Keep up with the latest on information governance as this key strategy emerges for addressing a myriad of information management challenges in healthcare. This blog will highlight the trends and opportunities IG presents for ensuring information is treated as an organizational asset.
By Suzanne Colbert Goodell, MBA, RHIA
I am the director of meaningful use for a health system with 6 hospitals, 400-plus employed physicians, and a regional presence in my state. I suspect my healthcare system isn’t the only one using patient registration practices better suited to a bygone era. Recently I stumbled across one such practice.
I was investigating the status of our electronic laboratory results (ELR) reporting to the state reporting agency. We have been in the onboarding phase for well over a year now. We first attested to meeting the ELR measure of the “meaningful use” EHR Incentive Program in 2014. When I was preparing our 2015 meaningful use attestation, I was dismayed to learn that we are still “onboarding.”
My first call was to our interface manager. She told me we are stuck in the onboarding process because our testing has not been successful. The one remaining issue: certain records keep failing because the state can’t accept patient names registered in our unique, home-grown format. If an inpatient doesn’t want us to disclose they are in the hospital, we register them like this: XXXDoe, Jane. Staff uses the XXX as a visible reminder to honor the patient’s confidentiality.
The practice is a throwback to the days when our Master Patient Index consisted of index cards, and when paper face sheets were the first page of every medical record. Perhaps it made sense years ago, but today’s EHR offers plenty of other options for flagging a patient’s confidentiality requirements.
Once I understood the problem, I was confident we could “fix” the issue quickly. I told the interface manager that I would meet with our director of patient access, sure that she would agree our practice was archaic and should be replaced. The interface manager was less optimistic that we would be able to get rid of “XXX” registrations. She said the nursing staff would never agree to the change and I would be beating my head against a wall. Instead, she offered to strip the XXX from each patient name before she sent it across the interface to the state.
Although this solution offered a tempting conflict-free path forward, it occurred to me that stripping the “XXX” was a bandage for the ELR issue, but only the tip of the iceberg when it comes to interoperability.
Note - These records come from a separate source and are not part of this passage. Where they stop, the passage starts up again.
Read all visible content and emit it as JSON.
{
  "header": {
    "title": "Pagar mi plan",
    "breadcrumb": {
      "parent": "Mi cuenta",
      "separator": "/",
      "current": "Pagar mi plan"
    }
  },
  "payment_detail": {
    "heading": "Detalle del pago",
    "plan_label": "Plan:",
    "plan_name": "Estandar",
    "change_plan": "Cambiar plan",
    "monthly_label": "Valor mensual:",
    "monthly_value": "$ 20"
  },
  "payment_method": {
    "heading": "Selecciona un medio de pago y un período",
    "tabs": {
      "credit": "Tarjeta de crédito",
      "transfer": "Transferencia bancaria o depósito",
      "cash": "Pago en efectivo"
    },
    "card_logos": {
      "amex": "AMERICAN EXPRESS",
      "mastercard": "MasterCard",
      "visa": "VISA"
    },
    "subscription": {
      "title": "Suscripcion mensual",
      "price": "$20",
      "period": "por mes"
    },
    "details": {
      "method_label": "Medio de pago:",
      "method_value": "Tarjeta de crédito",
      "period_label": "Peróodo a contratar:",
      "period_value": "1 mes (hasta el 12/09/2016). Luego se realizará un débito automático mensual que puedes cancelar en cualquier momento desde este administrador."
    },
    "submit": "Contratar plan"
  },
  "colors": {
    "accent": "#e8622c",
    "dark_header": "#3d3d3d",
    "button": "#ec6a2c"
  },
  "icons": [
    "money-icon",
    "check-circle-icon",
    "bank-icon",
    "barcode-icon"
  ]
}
The Centers for Medicare and Medicaid Services’ (CMS) acting administrator, Andy Slavitt, recently said that CMS is “deadly serious about interoperability,” especially for patient engagement and care coordination. In addition, the Office of the National Coordinator for Health IT published a Shared Nationwide Interoperability Roadmap, which we will all follow to achieve better care, smarter spending, and healthier people by 2024. As professionals, we know we must develop and adhere to health IT standards to achieve national interoperability. Appropriately, AHIMA has been a leader in standards advocacy and development.
Given the direction we are headed, I am certain that our XXX registrations will not stand up to the interoperability challenge. In fact, in 2015 I know we sent more than 33,000 continuity of care documents (CCDs) to follow-up providers at transitions of care. Looking back, I wonder how many CCDs were actually matched with a patient and incorporated into the follow-up provider’s EHR. I also wonder how many other idiosyncratic registration practices we follow that undermine interoperability.
Last fall I was inspired by Katherine Lusk’s article on patient matching and health information exchange. She makes a strong case for nationwide patient identification and matching standards. The appendices include specific sample patient naming policies and rules, along with recommended patient identity data elements and attributes. I sent the article to our HIM executive director for her consideration. Though I felt that patient registration policy and procedure was outside the scope of my role, I wanted to be sure she had seen the article and could weigh in when appropriate.
Now that I see patient registration data in light of interoperability, I feel a direct responsibility for its integrity. Without interoperability we cannot use our EHR in a meaningful way. And if I don’t address barriers to interoperability, who in my organization will? I feel called to step up and begin the process, even though it may be fraught with skirmishes, toward ending XXX registrations. It’s the right thing to do and will start the conversation about standardizing our patient registration data.
I know I have to start an IG journey to effectively change our XXX registration practice. Why? Because I have no direct authority or responsibility for patient registration data, but its impact on our organizational goals is huge. I will start at the beginning by finding an executive sponsor. I am targeting my boss, the chief medical information officer. I know I will only be successful if I identify an executive sponsor, enlist her support, and confirm that my goals align with our organizational strategy. I have no idea how she will respond, but she’s the right person to start the conversation.
I feel like I am Dorothy taking the first step on the yellow brick road. I don’t know where the path will lead or if I will be successful. But I’m willing to try, and plan to take readers along with me by providing updates on my IG journey along the way. It should be quite an adventure.
Suzanne Goodell (Suzanne.email@example.com) is director, meaningful use at Cone Health.